Last season, 2009 U.S. silver medalist Brandon Mroz, who already owned a quad toe, became the first skater ever to land a quad Lutz in competition at the 2011 Colorado Springs Invitational (Watch it here). Later that fall, he landed it at the NHK Trophy.

Now, the 21-year-old hopes to add quad loop to his résumé.

"[The loop] feels so natural, I've made it a priority," he said. "I'm doing it in the ["Mack the Knife"] short here, and then, depending on how it goes, I'll do [quad] Lutz in the free.

"I love learning new tricks; it gets my adrenaline flowing. I can do flip, loop, Lutz, so why not start putting them into my programs?"

Tom Zakrajsek, who coaches Mroz at the Colorado Springs World Arena, thinks landing multiple quads is his skater's trademark.

"He's showing you can do more than quad toe and quad Salchow," Zakrajsek said. "Maybe that will be his legacy to the sport."

For his free skate, Mroz has returned to the program he used during his successful 2008-09 season, a Bach medley, including "Toccata and Fugue," choreographed by Lori Nichol.

"Any program by Lori is a great program, and this one is really well constructed," Zakrajsek said. "Brandon knows his body better now than he did then, so he can perform it even better."

"I felt like [the Bach medley] and On the Waterfront were my two best," Mroz said. "I felt like I really got into the rhythm. We may work with Jeff Buttle to make some changes to it."
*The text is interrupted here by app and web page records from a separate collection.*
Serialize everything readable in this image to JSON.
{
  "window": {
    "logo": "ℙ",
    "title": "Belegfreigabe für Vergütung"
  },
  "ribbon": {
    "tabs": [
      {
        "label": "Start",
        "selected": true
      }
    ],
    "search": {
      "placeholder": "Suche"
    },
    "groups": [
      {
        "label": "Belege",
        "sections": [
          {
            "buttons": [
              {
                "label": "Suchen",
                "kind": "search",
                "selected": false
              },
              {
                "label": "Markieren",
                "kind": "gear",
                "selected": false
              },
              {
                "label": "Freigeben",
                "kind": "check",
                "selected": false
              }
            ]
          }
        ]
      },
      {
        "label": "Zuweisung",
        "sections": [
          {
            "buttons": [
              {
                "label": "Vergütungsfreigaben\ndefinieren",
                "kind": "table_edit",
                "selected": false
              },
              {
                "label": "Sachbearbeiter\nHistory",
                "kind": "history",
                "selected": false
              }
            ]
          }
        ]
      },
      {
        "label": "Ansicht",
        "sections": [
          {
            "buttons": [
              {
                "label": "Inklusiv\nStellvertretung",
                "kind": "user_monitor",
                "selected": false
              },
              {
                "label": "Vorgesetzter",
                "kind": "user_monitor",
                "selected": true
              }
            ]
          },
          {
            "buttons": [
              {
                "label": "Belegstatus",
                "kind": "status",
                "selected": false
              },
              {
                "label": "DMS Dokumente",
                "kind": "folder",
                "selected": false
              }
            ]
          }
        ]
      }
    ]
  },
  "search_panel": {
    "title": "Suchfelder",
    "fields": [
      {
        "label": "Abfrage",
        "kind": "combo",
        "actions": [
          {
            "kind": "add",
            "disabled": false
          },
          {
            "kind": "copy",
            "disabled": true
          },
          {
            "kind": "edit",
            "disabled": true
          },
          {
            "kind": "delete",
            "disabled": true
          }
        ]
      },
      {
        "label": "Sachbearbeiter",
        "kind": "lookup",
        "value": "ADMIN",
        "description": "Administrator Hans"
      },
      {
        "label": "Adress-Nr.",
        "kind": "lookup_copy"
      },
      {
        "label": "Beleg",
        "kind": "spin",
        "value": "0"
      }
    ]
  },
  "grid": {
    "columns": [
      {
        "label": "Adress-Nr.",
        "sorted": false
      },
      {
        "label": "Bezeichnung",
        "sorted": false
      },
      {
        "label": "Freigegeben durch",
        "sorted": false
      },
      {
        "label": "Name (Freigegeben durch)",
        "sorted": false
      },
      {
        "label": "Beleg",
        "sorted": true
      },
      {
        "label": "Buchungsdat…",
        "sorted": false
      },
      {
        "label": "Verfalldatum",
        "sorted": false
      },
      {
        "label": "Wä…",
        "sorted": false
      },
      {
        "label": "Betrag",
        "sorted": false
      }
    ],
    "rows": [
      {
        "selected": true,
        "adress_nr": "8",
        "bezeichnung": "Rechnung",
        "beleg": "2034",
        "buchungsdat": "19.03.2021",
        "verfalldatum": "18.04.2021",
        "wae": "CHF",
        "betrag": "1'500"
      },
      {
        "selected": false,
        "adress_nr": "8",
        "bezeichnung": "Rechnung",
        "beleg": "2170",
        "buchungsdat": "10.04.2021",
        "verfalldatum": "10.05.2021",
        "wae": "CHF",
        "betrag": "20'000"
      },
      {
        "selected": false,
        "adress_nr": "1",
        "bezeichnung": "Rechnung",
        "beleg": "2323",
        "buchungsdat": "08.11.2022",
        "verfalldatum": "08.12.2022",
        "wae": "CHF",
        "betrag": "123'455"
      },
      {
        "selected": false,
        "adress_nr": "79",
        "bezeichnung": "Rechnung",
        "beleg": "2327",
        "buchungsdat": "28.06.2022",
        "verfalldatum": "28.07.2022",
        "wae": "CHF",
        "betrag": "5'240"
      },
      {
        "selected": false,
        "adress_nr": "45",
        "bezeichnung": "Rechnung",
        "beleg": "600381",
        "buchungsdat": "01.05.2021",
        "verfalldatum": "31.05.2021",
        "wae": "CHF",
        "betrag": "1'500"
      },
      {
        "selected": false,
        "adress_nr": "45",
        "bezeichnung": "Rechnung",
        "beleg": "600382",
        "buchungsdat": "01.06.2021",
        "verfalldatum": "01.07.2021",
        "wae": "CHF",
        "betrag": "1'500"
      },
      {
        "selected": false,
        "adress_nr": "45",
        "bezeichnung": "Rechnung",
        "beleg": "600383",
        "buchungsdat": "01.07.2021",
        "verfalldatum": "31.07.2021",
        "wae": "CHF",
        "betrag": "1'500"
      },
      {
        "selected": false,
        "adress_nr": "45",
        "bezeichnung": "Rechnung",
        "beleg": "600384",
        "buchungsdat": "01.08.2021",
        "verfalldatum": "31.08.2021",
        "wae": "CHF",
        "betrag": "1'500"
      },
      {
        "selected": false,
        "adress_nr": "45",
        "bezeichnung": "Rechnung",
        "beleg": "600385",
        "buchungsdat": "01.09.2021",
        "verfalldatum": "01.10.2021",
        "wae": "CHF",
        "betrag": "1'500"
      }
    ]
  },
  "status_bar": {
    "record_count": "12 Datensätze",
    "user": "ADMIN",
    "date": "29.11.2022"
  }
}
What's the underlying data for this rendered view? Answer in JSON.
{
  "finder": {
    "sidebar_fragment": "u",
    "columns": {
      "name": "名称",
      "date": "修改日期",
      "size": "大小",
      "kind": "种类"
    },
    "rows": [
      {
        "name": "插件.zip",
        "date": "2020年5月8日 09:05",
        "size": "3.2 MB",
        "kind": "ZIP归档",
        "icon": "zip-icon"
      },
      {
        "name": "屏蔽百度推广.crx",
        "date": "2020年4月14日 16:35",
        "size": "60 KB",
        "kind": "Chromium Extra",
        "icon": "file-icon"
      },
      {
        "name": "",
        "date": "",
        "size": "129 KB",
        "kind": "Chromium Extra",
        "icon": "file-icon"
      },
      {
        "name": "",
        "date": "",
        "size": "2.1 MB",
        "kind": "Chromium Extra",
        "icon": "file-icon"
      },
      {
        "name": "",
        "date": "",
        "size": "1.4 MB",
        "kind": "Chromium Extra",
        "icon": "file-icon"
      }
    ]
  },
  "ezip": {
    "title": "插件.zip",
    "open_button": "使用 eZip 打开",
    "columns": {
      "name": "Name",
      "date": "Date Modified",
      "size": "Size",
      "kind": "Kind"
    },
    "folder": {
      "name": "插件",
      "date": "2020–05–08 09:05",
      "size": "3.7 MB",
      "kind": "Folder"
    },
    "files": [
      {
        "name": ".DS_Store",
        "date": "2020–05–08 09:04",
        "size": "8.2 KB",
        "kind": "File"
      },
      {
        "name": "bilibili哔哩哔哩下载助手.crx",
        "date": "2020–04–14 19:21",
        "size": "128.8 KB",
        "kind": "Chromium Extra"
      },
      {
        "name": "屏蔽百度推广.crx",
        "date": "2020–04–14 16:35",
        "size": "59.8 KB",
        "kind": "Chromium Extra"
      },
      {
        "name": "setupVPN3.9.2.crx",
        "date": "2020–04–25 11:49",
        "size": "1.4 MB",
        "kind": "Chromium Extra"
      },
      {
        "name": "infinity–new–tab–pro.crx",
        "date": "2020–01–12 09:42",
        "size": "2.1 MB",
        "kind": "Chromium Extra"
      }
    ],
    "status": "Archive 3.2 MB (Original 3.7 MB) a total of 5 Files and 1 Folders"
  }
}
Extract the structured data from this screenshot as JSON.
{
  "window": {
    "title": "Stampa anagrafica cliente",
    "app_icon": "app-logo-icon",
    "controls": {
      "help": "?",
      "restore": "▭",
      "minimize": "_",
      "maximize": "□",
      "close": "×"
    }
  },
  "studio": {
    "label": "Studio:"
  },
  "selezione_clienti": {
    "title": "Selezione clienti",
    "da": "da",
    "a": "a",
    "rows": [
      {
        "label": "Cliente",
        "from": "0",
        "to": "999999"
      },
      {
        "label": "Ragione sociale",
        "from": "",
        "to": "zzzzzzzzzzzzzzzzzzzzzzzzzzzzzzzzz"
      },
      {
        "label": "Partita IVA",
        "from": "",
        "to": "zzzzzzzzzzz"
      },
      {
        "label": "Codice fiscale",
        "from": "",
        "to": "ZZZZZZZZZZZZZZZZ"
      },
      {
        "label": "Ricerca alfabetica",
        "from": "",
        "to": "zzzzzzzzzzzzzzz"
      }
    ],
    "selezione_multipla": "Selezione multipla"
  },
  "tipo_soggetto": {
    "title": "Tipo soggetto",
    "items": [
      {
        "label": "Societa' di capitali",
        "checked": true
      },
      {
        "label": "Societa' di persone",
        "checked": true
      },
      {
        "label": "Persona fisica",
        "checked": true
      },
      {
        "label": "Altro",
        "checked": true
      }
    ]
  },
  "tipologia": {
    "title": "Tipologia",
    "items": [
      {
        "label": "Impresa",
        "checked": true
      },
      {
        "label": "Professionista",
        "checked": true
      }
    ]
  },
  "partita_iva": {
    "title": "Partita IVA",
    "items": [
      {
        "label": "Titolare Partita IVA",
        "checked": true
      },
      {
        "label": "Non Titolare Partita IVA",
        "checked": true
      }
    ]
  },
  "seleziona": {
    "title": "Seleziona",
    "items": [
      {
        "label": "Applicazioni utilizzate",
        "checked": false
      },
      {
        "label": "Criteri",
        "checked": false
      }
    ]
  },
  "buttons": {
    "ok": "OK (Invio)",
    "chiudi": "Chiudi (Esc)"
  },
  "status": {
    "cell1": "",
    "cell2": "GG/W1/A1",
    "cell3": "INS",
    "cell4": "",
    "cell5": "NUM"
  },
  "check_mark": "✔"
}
Miner and Mroz will square off against another Zakrajsek student, 20-year-old Max Aaron, who finished eighth at the 2012 U.S. Figure Skating Championships, as well as Alaskan Keegan Messing, the seventh-place finisher at the 2012 U.S. Championships, and national competitor Wesley Campbell. Harrison Choate and Timothy Koleto, fourth and sixth, respectively, in juniors at the 2012 U.S. Championships, are also scheduled to compete.